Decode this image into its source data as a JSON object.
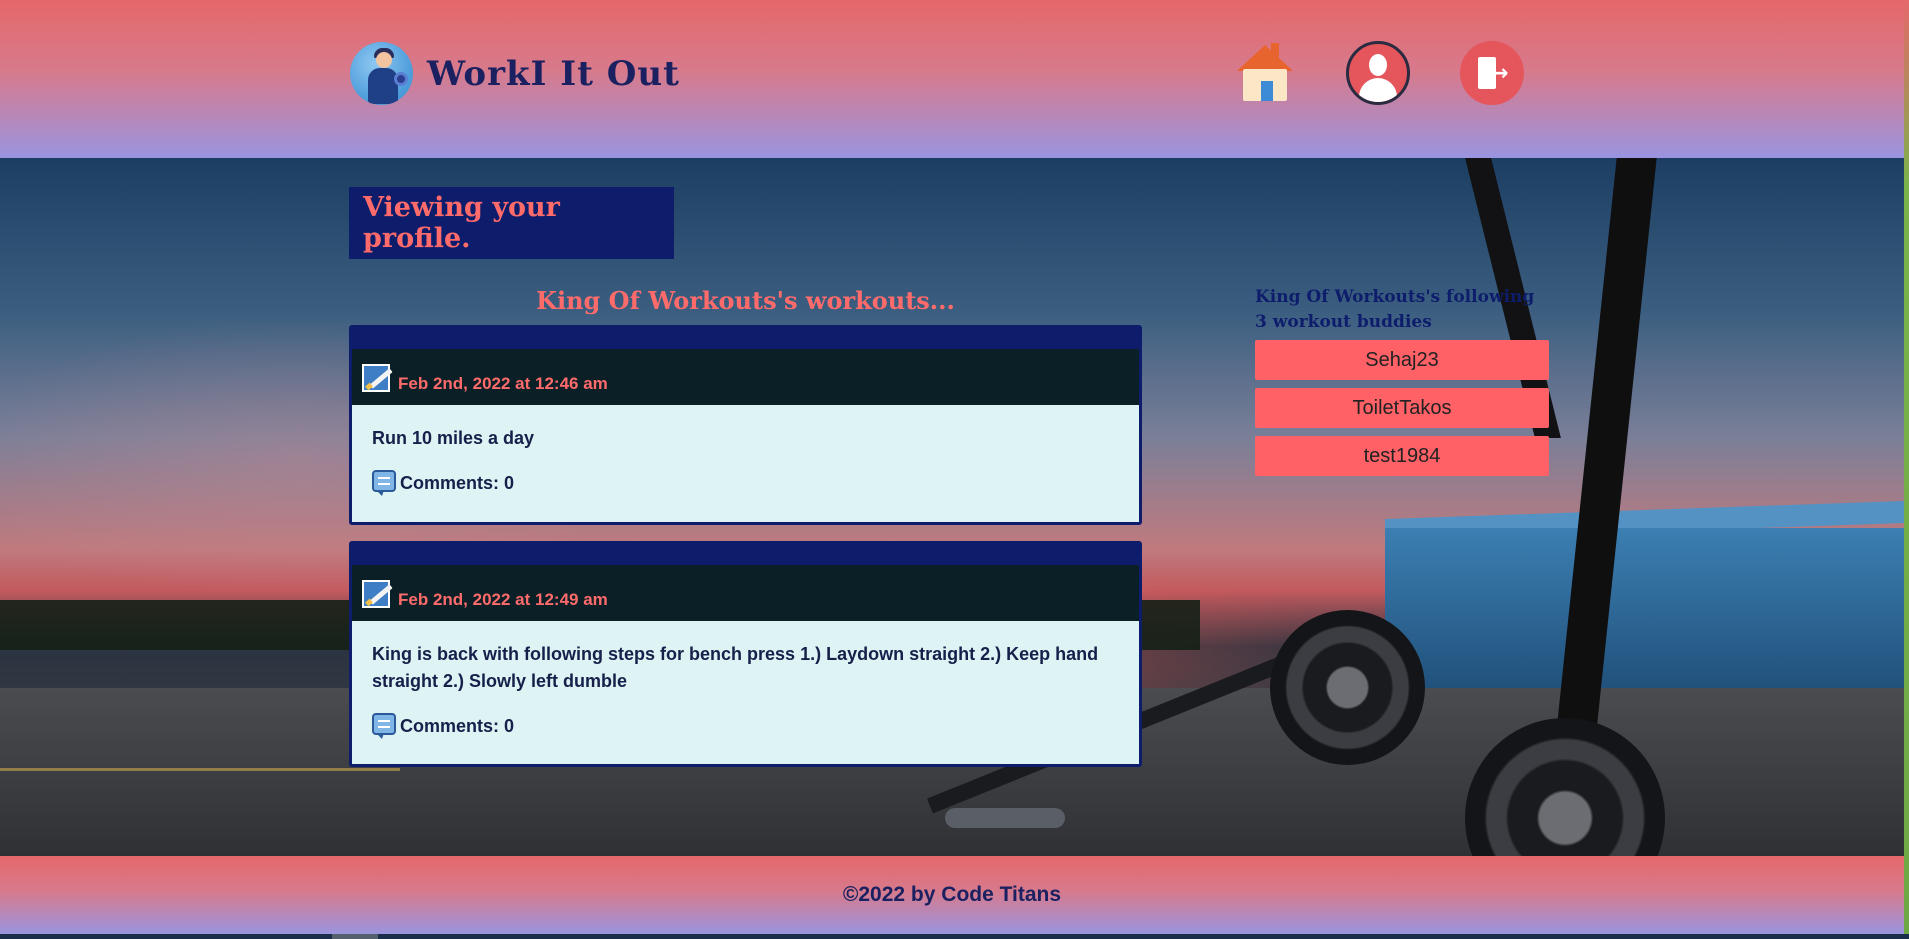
{
  "header": {
    "brand": "WorkI It Out",
    "logo_icon": "athlete-dumbbell-logo-icon",
    "nav": [
      {
        "name": "home",
        "icon": "home-icon"
      },
      {
        "name": "profile",
        "icon": "user-profile-icon"
      },
      {
        "name": "logout",
        "icon": "logout-icon"
      }
    ]
  },
  "profile": {
    "banner": "Viewing your profile.",
    "workouts_title": "King Of Workouts's workouts...",
    "workouts": [
      {
        "date": "Feb 2nd, 2022 at 12:46 am",
        "text": "Run 10 miles a day",
        "comments": "Comments: 0"
      },
      {
        "date": "Feb 2nd, 2022 at 12:49 am",
        "text": "King is back with following steps for bench press 1.) Laydown straight 2.) Keep hand straight 2.) Slowly left dumble",
        "comments": "Comments: 0"
      }
    ]
  },
  "following": {
    "title": "King Of Workouts's following 3 workout buddies",
    "buddies": [
      "Sehaj23",
      "ToiletTakos",
      "test1984"
    ]
  },
  "footer": {
    "text": "©2022 by Code Titans"
  },
  "colors": {
    "accent": "#ff6b6b",
    "navy": "#0e1c6c",
    "card_bg": "#def3f4",
    "card_head": "#0b1f26"
  }
}
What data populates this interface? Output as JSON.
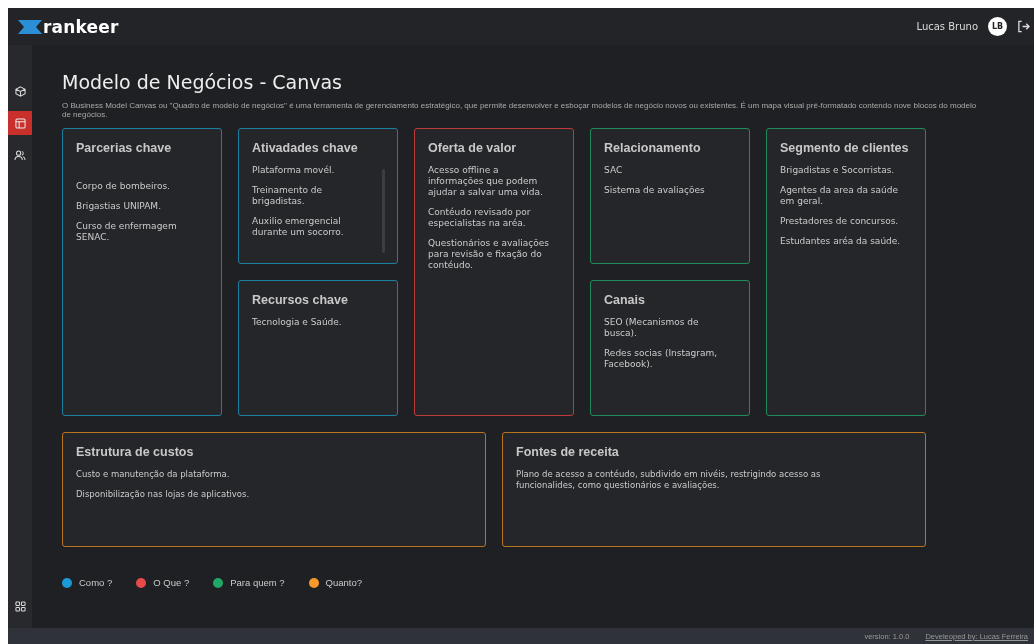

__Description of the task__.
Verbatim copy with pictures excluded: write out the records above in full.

__Completed task__.
Decode this image into its source data as a JSON object.
{
  "header": {
    "brand": "WorkI It Out",
    "logo_icon": "athlete-dumbbell-logo-icon",
    "nav": [
      {
        "name": "home",
        "icon": "home-icon"
      },
      {
        "name": "profile",
        "icon": "user-profile-icon"
      },
      {
        "name": "logout",
        "icon": "logout-icon"
      }
    ]
  },
  "profile": {
    "banner": "Viewing your profile.",
    "workouts_title": "King Of Workouts's workouts...",
    "workouts": [
      {
        "date": "Feb 2nd, 2022 at 12:46 am",
        "text": "Run 10 miles a day",
        "comments": "Comments: 0"
      },
      {
        "date": "Feb 2nd, 2022 at 12:49 am",
        "text": "King is back with following steps for bench press 1.) Laydown straight 2.) Keep hand straight 2.) Slowly left dumble",
        "comments": "Comments: 0"
      }
    ]
  },
  "following": {
    "title": "King Of Workouts's following 3 workout buddies",
    "buddies": [
      "Sehaj23",
      "ToiletTakos",
      "test1984"
    ]
  },
  "footer": {
    "text": "©2022 by Code Titans"
  },
  "colors": {
    "accent": "#ff6b6b",
    "navy": "#0e1c6c",
    "card_bg": "#def3f4",
    "card_head": "#0b1f26"
  }
}
What data populates this interface? Output as JSON.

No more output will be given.